*This review may contain spoilers.
4.27 stars from The StoryGraph
Fiction, fantasy, historical
Graphic: Genocide, violence, rape
When Rin aced the Keju--the Empire-wide test to find the most talented youth to learn at the Academies--it was a shock to everyone: to the test officials, who couldn't believe a war orphan from Rooster Province could pass without cheating; to Rin's guardians, who believed they'd finally be able to marry her off and further their criminal enterprise; and to Rin herself, who realized she was finally free of the servitude and despair that had made up her daily existence. That she got into Sinegard - the most elite military school in Nikan - was even more surprising.
But surprises aren't always good.
Because being a dark-skinned peasant girl from the south is not an easy thing at Sinegard. Targeted from the outset by rival classmates for her color, poverty, and gender, Rin discovers she possesses a lethal, unearthly power--an aptitude for the nearly-mythical art of shamanism. Exploring the depths of her gift with the help of a seemingly insane teacher and psychoactive substances, Rin learns that gods long thought dead are very much alive--and that mastering control over those powers could mean more than just surviving school.
For while the Nikara Empire is at peace, the Federation of Mugen still lurks across a narrow sea. The militarily advanced Federation occupied Nikan for decades after the First Poppy War, and only barely lost the continent in the Second. And while most of the people are complacent to go about their lives, a few are aware that a Third Poppy War is just a spark away...
Rin's shamanic powers may be the only way to save her people. But as she finds out more about the god that has chosen her, the vengeful Phoenix, she fears that winning the war may cost her humanity...and that it may already be too late. (Source)
The Poppy War has some of the best worldbuilding I've seen in a long time. Like, The Book of the Ancestor trilogy was good, but I feel like this book brought in more of it's history into the present and gave us all these pieces of the past to sort through and make sense of through the narrative.
I absolutely adore the diversity in the culture as well. The architecture, the fighting styles, the clothing they wore, the food they made. It's not often I see fantasy inspired by other countries and cultures and now it's a whole tag on my tbr list.
Diverse Fantasy is something I didn't know I needed or wanted until I started reading it. And it's funny to think back now to my own writing because a lot of the fantasy I like to write explores other cultures. I like to take bits and pieces from other places and practices and weave them into my own fantasy stories.
Rin as a Main Character
Fang Runin, or Rin, is our main character. She is a child at the beginning of the book and is still only 19 years old by the end. Similar to Nona in the Red Sister by Mark Lawrence, Rin can be naïve, headstrong, and somewhat arrogant. She's a teenager that never left her small hometown until she makes it to Sinegard.

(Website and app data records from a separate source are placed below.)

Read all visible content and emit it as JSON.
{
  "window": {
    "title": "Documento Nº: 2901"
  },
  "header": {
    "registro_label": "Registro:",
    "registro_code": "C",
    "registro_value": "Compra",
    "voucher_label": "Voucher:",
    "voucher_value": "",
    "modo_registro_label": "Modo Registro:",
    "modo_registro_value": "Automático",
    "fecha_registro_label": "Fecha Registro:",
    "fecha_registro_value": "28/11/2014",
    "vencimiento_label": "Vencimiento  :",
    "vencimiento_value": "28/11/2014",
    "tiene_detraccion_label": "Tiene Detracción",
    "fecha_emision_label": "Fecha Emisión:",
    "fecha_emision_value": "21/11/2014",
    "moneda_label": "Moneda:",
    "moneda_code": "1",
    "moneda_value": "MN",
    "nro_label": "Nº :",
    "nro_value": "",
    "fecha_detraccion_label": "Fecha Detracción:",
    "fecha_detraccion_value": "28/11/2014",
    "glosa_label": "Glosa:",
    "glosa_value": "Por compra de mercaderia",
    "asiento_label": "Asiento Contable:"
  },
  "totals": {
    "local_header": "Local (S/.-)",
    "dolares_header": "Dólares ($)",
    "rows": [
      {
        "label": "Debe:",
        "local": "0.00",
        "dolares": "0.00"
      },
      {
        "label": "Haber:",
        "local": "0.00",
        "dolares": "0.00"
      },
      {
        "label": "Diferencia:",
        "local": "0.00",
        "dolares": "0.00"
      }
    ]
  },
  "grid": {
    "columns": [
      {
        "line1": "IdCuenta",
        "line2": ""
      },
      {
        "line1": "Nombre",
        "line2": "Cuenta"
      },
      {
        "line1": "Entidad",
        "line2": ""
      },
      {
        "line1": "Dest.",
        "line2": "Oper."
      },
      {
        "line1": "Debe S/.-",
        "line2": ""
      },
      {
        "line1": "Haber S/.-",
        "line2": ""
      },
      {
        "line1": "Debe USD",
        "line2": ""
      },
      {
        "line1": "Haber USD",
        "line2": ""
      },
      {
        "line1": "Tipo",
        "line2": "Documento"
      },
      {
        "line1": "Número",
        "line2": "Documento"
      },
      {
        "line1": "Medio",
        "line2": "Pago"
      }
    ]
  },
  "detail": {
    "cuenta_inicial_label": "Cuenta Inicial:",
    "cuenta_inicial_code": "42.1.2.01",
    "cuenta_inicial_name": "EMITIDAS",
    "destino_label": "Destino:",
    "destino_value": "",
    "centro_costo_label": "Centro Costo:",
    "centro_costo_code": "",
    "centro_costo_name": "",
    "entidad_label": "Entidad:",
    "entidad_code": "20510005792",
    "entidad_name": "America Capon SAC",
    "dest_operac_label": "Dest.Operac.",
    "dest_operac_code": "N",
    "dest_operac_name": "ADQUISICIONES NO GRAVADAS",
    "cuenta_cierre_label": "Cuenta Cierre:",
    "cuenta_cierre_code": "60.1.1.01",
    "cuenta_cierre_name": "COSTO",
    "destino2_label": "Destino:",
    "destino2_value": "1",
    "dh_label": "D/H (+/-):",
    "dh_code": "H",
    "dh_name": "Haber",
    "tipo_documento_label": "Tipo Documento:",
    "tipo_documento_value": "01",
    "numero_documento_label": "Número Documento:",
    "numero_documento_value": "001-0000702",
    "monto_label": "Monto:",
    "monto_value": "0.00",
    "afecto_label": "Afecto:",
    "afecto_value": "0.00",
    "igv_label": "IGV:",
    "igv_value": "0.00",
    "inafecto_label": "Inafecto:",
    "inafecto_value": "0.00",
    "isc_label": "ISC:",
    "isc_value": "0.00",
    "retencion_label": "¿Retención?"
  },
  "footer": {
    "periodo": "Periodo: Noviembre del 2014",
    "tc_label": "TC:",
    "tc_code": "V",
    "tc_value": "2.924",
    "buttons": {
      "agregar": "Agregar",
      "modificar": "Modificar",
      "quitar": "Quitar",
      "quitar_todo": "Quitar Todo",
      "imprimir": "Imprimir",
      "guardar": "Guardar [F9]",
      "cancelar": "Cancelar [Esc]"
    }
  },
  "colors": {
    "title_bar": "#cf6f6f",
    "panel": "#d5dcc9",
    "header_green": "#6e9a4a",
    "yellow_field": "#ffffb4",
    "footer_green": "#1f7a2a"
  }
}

This, ultimately, brought depth to the character and made her very realistic. It also made her a character I couldn't make my mind up about. Sometimes I liked her and could understand her thought process. Other times, it was clear she had no idea what was really going on. She was a child amongst politically-driven leaders and an enemy that for a large portion of the book remained faceless.
"She was disappointed by how very similar they looked to the Nikara."
Rin, in reference to the Federation of Mugen, their enemy.
I should have paid more attention to the content warnings on this book. I knew it was a more graphic than I was used to, but I thought I was ok throughout the better part of the book. I've read the entire Dark Tower series by Stephen King and his descriptions can get pretty graphic. In the Poppy War there were a few graphic descriptions of violence, death, and medical procedures, etc. But they were only a few sentences long. I was ok.
Then I got to chapter 21.
Chapter 21 is as graphic as it gets. And the rest of the book doesn't shy away from anything either. Instead of a few sentences, it was pages of graphic content that I had a hard time reading. This includes: sexual assault and violence, torture, death, genocide, fire/fire injury, animal cruelty, child abuse, and so on. Check the content warnings I've linked above before you fully commit to reading this book, or consider skipping some parts or chapters.
I will definitely be reading the second book to this series and likely the third. I highly recommend The Poppy War, but again pay close attention to the content warnings and be aware that it discusses some pretty heavy topics throughout.
All in all, Rin is a delightfully complex main character, the worldbuilding is superb, and each character has their own goals and their own opinions on the war they are fighting. It's intricate and violent and so, so good.
Diverse Fantasy TBR List
Incendiary by Zoraida Córdova
Jade City by Fonda Lee
A Song of Wraiths and Ruin by Roseanne A. Brown
The Bone Shard Daughter by Andrea Stewart
Blood Like Magic by Liselle Sambury
Hidden In Darkness by S.J. Stewart
View the full tag list here.